(Exercise input Opens)
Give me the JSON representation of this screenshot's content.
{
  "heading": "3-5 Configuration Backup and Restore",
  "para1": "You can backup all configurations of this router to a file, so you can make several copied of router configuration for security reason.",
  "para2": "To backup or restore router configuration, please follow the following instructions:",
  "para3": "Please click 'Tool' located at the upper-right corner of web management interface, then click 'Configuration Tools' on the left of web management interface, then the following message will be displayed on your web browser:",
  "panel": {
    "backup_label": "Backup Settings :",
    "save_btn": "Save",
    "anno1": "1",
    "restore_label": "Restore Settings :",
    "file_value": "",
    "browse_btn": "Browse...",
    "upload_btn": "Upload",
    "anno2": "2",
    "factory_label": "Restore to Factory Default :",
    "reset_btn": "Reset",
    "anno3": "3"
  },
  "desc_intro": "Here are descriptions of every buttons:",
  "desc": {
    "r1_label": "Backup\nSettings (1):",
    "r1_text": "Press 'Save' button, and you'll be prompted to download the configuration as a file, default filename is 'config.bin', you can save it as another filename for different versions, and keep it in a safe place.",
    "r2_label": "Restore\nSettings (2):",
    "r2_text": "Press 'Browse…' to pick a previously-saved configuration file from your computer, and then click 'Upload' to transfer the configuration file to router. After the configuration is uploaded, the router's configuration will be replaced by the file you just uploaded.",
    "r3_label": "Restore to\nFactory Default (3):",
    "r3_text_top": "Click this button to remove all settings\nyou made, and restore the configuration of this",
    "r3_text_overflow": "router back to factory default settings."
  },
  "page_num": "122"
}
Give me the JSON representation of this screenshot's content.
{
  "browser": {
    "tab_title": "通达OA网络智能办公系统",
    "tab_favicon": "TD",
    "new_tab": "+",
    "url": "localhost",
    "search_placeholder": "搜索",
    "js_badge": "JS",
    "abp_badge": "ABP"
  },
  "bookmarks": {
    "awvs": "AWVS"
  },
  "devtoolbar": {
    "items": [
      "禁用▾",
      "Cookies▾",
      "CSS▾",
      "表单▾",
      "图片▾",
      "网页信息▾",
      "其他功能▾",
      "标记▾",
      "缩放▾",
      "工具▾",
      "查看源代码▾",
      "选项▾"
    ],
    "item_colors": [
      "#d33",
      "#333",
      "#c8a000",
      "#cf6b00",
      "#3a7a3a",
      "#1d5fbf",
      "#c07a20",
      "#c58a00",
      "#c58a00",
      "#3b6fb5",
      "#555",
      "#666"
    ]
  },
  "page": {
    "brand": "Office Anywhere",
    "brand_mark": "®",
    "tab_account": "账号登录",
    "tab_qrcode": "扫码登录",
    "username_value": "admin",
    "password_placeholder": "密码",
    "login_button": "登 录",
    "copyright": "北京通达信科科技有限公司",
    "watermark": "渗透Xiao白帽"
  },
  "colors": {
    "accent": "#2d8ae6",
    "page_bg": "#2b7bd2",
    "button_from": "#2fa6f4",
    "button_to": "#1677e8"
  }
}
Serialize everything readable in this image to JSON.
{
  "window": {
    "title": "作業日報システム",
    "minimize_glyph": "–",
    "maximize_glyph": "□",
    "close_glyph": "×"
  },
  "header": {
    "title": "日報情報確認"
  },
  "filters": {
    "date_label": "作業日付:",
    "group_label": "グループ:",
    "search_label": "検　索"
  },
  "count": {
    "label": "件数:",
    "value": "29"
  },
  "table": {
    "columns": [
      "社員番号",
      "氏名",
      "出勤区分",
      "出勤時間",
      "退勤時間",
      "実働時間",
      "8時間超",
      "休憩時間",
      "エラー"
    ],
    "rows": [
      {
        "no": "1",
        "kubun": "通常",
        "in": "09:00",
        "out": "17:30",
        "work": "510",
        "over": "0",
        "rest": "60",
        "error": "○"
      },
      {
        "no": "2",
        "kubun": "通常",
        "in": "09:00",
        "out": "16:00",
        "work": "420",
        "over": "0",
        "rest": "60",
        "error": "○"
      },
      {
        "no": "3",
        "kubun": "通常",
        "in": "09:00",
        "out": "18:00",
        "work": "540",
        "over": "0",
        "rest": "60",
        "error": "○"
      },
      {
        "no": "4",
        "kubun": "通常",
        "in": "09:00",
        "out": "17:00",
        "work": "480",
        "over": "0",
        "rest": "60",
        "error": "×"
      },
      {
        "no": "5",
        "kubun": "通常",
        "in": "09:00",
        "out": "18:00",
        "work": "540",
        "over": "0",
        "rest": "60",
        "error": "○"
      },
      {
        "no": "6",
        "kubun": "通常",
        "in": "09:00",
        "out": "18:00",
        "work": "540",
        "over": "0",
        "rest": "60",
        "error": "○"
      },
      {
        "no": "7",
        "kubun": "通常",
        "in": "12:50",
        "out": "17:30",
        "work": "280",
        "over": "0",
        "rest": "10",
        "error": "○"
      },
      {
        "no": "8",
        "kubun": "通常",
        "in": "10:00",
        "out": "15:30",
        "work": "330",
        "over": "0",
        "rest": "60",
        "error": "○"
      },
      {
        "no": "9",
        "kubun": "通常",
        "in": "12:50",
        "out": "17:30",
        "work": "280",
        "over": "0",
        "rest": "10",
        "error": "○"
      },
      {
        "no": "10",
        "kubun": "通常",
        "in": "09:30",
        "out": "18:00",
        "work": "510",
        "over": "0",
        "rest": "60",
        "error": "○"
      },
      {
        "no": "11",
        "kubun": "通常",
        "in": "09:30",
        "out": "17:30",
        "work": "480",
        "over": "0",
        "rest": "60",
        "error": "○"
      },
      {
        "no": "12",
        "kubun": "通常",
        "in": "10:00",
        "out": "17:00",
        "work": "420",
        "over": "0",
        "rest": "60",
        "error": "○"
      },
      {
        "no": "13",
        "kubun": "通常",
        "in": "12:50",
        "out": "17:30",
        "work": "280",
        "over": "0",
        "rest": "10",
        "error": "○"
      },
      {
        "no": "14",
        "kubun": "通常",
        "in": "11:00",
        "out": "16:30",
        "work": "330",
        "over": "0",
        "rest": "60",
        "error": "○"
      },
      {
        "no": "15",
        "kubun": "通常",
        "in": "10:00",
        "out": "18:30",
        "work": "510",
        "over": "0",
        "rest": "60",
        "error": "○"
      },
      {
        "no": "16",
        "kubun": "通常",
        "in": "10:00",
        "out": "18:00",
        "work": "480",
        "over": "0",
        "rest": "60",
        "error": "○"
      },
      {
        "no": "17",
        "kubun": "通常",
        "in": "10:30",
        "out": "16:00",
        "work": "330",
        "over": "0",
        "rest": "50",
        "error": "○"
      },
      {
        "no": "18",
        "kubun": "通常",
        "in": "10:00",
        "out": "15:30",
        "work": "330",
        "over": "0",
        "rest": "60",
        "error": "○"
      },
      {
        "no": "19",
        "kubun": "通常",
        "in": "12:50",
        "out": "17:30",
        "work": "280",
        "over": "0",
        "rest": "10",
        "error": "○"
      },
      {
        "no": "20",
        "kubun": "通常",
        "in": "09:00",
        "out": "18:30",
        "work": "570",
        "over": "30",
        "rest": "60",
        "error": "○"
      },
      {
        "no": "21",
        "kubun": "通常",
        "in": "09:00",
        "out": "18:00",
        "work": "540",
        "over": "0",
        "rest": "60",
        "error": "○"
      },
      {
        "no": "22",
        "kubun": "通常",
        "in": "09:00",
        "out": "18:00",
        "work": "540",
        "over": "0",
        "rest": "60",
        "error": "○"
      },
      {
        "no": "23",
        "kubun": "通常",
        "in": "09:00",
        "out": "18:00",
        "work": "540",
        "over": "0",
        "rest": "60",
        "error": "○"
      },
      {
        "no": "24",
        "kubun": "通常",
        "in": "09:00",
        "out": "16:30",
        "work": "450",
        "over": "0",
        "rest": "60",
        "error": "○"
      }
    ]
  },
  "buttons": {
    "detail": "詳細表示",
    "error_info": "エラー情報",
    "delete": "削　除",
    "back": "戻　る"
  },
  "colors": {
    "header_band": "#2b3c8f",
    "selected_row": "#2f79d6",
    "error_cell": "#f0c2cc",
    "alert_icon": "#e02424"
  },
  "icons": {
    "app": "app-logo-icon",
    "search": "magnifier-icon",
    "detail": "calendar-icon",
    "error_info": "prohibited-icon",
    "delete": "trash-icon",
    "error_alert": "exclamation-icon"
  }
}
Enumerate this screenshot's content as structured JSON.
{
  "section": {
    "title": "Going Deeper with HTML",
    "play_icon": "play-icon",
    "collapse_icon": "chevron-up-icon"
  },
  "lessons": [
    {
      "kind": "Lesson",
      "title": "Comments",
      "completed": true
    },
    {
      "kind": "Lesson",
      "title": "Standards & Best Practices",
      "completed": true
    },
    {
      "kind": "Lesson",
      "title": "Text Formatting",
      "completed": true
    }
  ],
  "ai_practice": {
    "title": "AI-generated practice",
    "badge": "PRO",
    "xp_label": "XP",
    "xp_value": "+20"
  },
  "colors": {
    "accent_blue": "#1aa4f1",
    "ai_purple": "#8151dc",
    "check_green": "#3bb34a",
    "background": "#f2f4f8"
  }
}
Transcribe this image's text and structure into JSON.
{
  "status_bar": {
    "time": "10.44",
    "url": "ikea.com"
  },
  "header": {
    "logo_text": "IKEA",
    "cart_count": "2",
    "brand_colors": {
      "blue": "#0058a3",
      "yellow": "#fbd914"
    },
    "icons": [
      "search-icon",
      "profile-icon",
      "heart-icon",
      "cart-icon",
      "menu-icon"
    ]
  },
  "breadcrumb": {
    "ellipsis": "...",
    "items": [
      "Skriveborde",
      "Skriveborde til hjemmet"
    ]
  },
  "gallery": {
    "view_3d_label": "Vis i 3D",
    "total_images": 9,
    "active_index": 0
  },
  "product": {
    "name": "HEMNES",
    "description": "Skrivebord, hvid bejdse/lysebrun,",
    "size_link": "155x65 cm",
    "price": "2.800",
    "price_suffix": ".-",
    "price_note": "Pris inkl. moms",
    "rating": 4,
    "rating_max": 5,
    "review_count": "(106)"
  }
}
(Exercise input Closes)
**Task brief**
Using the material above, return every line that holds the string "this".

**Completed exercise**
Give me the JSON representation of this screenshot's content.
  "para1": "You can backup all configurations of this router to a file, so you can make several copied of router configuration for security reason.",
    "r3_text_top": "Click this button to remove all settings\nyou made, and restore the configuration of this",
Give me the JSON representation of this screenshot's content.
Serialize everything readable in this image to JSON.
Enumerate this screenshot's content as structured JSON.
Transcribe this image's text and structure into JSON.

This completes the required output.